Oil painting on linen canvas – I use a linen canvas with a white covering for certain types of painting such as landscapes set in Wales as there is a particular type of “Welsh light” that can be captured accurately on this type of canvas. It is extraordinary how a canvas is so conducive to a certain “national light” but all light is different depending on where one is located in the world. My husband hails for the north of Ireland where the light is brighter and more shrill, high pitched, more crisply blue white, whereas in Wales, it is often slightly or noticeably softer and in certain places tinged with warmer yellowy white. Although in this painting which is heading towards West Wales, and towards the Irish Sea the light has become more crisp and slightly tinged with blue. One can almost feel the lung filling fresh air in the blowing clouds and nasal tinging blue sky.
Lovely being in beautiful West Wales yesterday – This paintings is from that area but the name “Redded Up” is an Ulster expression meaning to take someone’s views to task. It might coming from meaning to clean up or to paint one’s door red to make one’s thatched cottage a bit more presentable, this last bit is a theory. If you have any theories let me know on where this expression comes from? The painting is also inspired by Hopper’s paintings of sun drenched buildings. up, oil paintings, emma cownie, swansea-based artist,
This painting is of the back of the beautiful gardens lying behind the Caldey Island Monastery on the holy Island of Caldey Island, off Tenby in West Wales, UK. Caldey Island is a veritable ‘Eden’ when the sun illuminates this tree bunched island, the only Welsh island to have trees planted, and so many of them and in such rich variety, each speckling and sculpting shadows in their own way.
The atmosphere on this Holy Island is so relaxing, while peculiarly uplifting at the same time. There are seals frolicking around in the salt-watered topaz and jade, rich turquoises and biro blues which lap on to the gorgeous rough and ragged coastlined ridges which strain and arch to keep this island out of the Bristol Channel.
Peacocks honk and ponies bellow, all meshed in a pot pouri of sound with a medley of birdsong and the plaintive sound of the Cistercian monks singing Divine Office drifting from the Chapel to intermingle as it does with this natural orchestra of the island.
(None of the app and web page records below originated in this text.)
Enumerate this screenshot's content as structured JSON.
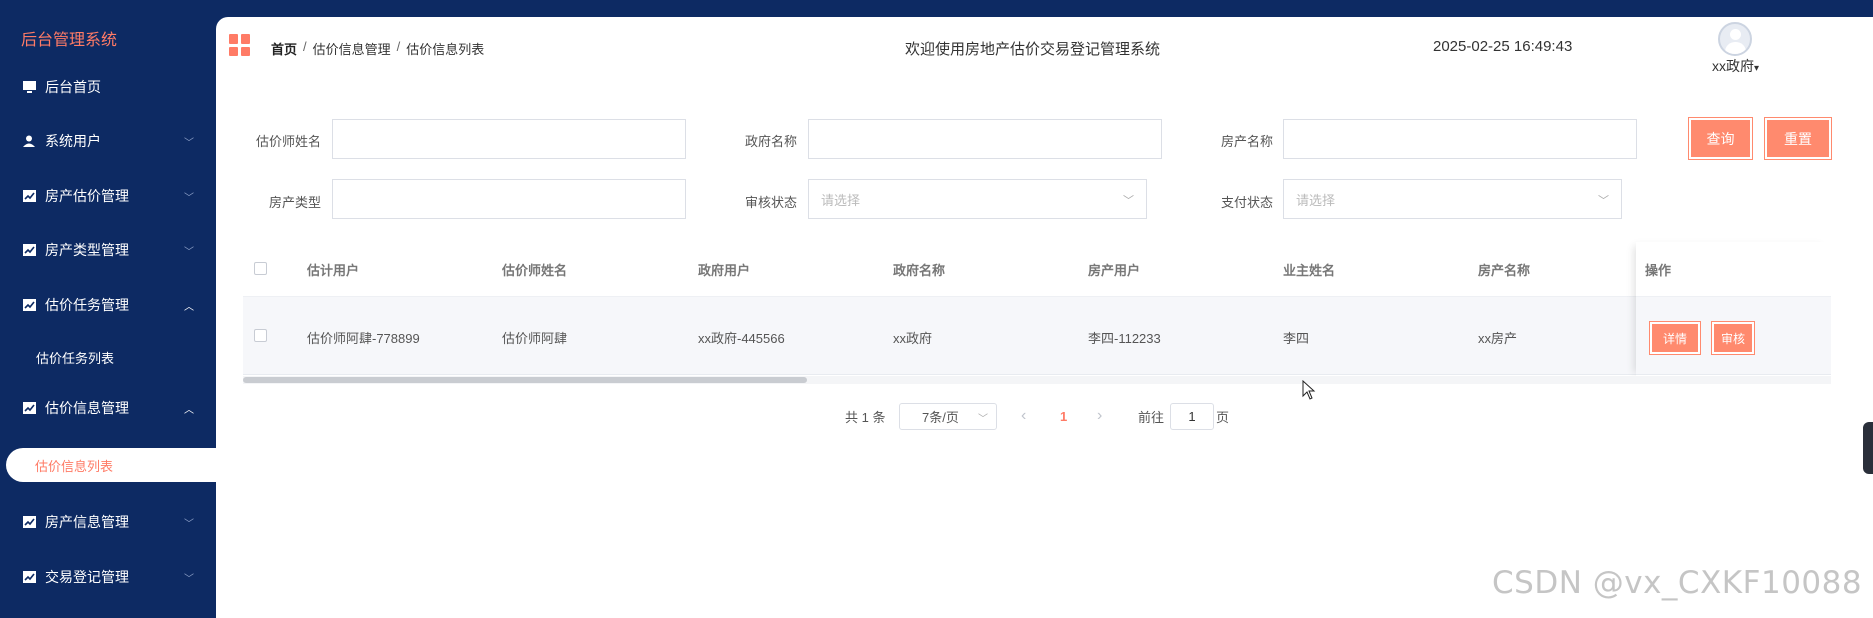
{
  "sidebar": {
    "logo": "后台管理系统",
    "items": [
      {
        "label": "后台首页",
        "icon": "monitor-icon"
      },
      {
        "label": "系统用户",
        "icon": "user-icon"
      },
      {
        "label": "房产估价管理",
        "icon": "chart-icon"
      },
      {
        "label": "房产类型管理",
        "icon": "chart-icon"
      },
      {
        "label": "估价任务管理",
        "icon": "chart-icon"
      },
      {
        "label": "估价信息管理",
        "icon": "chart-icon"
      },
      {
        "label": "房产信息管理",
        "icon": "chart-icon"
      },
      {
        "label": "交易登记管理",
        "icon": "chart-icon"
      }
    ],
    "sub_items": {
      "task_list": "估价任务列表",
      "info_list": "估价信息列表"
    }
  },
  "header": {
    "breadcrumb": [
      "首页",
      "估价信息管理",
      "估价信息列表"
    ],
    "breadcrumb_sep": "/",
    "welcome": "欢迎使用房地产估价交易登记管理系统",
    "datetime": "2025-02-25 16:49:43",
    "user": "xx政府",
    "user_caret": "▾"
  },
  "search": {
    "appraiser_label": "估价师姓名",
    "appraiser_value": "",
    "gov_label": "政府名称",
    "gov_value": "",
    "property_label": "房产名称",
    "property_value": "",
    "type_label": "房产类型",
    "type_value": "",
    "audit_label": "审核状态",
    "audit_placeholder": "请选择",
    "pay_label": "支付状态",
    "pay_placeholder": "请选择",
    "query_btn": "查询",
    "reset_btn": "重置"
  },
  "table": {
    "columns": [
      "估计用户",
      "估价师姓名",
      "政府用户",
      "政府名称",
      "房产用户",
      "业主姓名",
      "房产名称",
      "操作"
    ],
    "rows": [
      {
        "c1": "估价师阿肆-778899",
        "c2": "估价师阿肆",
        "c3": "xx政府-445566",
        "c4": "xx政府",
        "c5": "李四-112233",
        "c6": "李四",
        "c7": "xx房产"
      }
    ],
    "detail_btn": "详情",
    "audit_btn": "审核"
  },
  "pagination": {
    "total": "共 1 条",
    "page_size": "7条/页",
    "current": "1",
    "goto_label": "前往",
    "goto_value": "1",
    "page_suffix": "页",
    "prev": "‹",
    "next": "›"
  },
  "watermark": "CSDN @vx_CXKF10088",
  "colors": {
    "accent": "#ff8a6e",
    "sidebar": "#0d2a63"
  }
}
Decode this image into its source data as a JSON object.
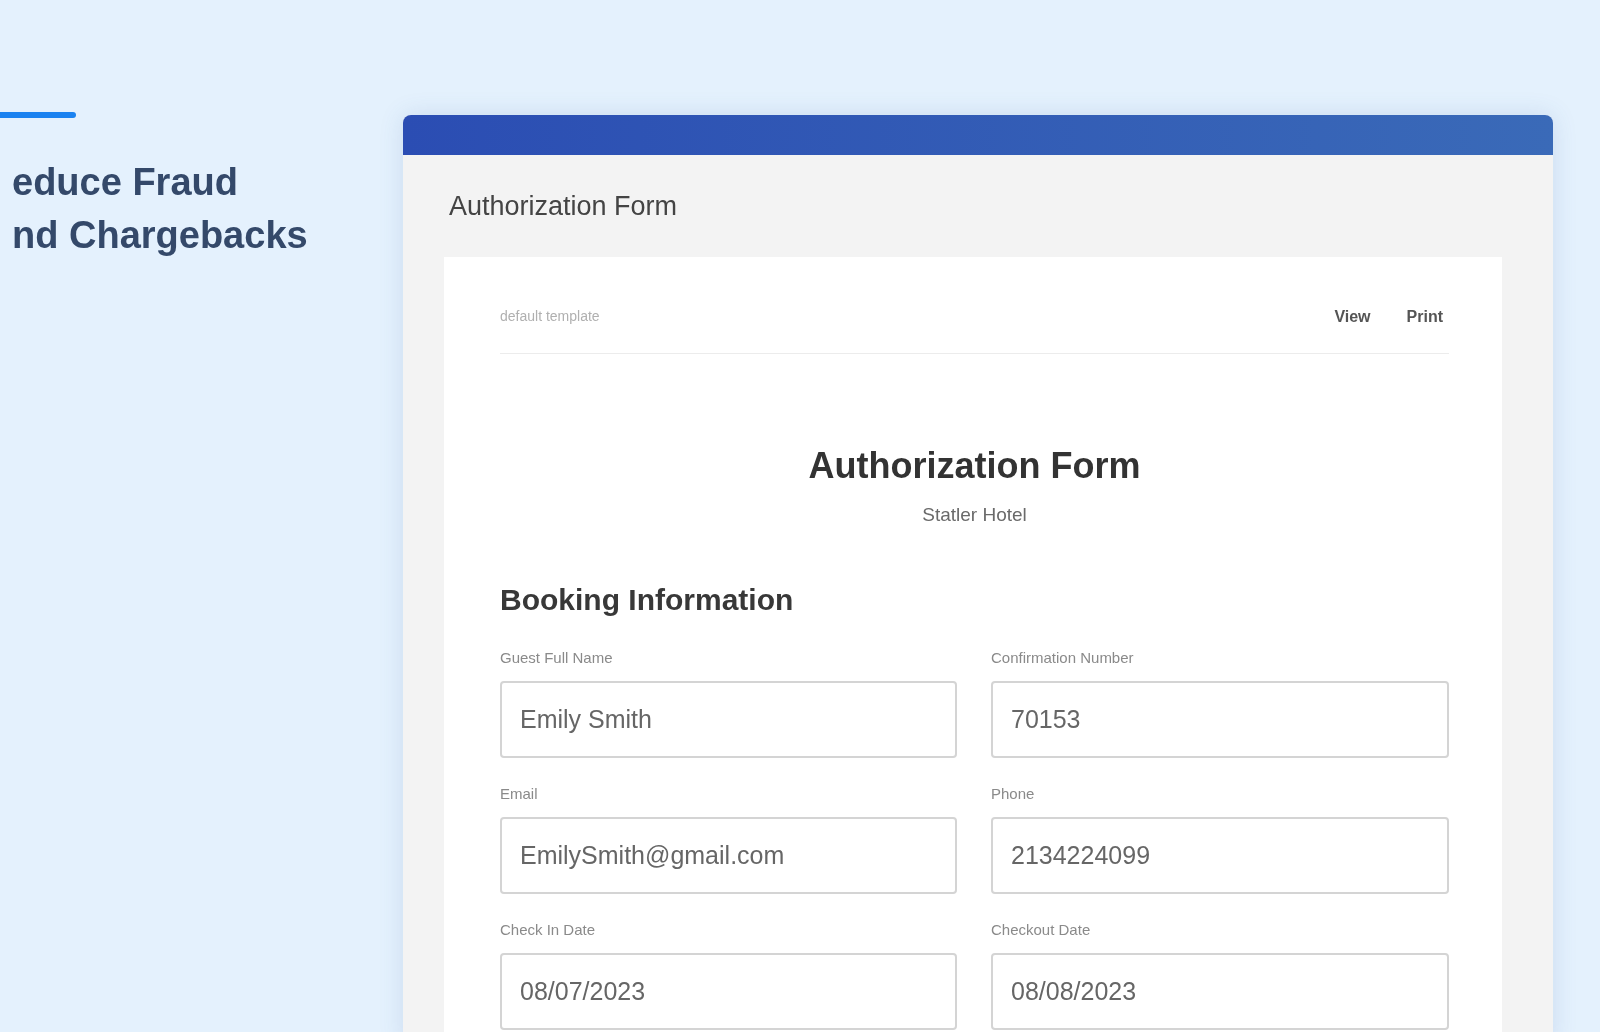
{
  "intro": {
    "heading_lines": [
      "educe Fraud",
      "nd Chargebacks"
    ]
  },
  "panel": {
    "title": "Authorization Form"
  },
  "document": {
    "template": "default template",
    "actions": [
      "View",
      "Print"
    ],
    "title": "Authorization Form",
    "subtitle": "Statler Hotel",
    "section": "Booking Information",
    "fields": [
      {
        "label": "Guest Full Name",
        "value": "Emily Smith"
      },
      {
        "label": "Confirmation Number",
        "value": "70153"
      },
      {
        "label": "Email",
        "value": "EmilySmith@gmail.com"
      },
      {
        "label": "Phone",
        "value": "2134224099"
      },
      {
        "label": "Check In Date",
        "value": "08/07/2023"
      },
      {
        "label": "Checkout Date",
        "value": "08/08/2023"
      }
    ]
  }
}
The all rejoice in this Creation, give thanks for this plenty. Psalm singing with and without words. It is a very special place to be particularly when God showers the island in sunshine and His glad tidings.,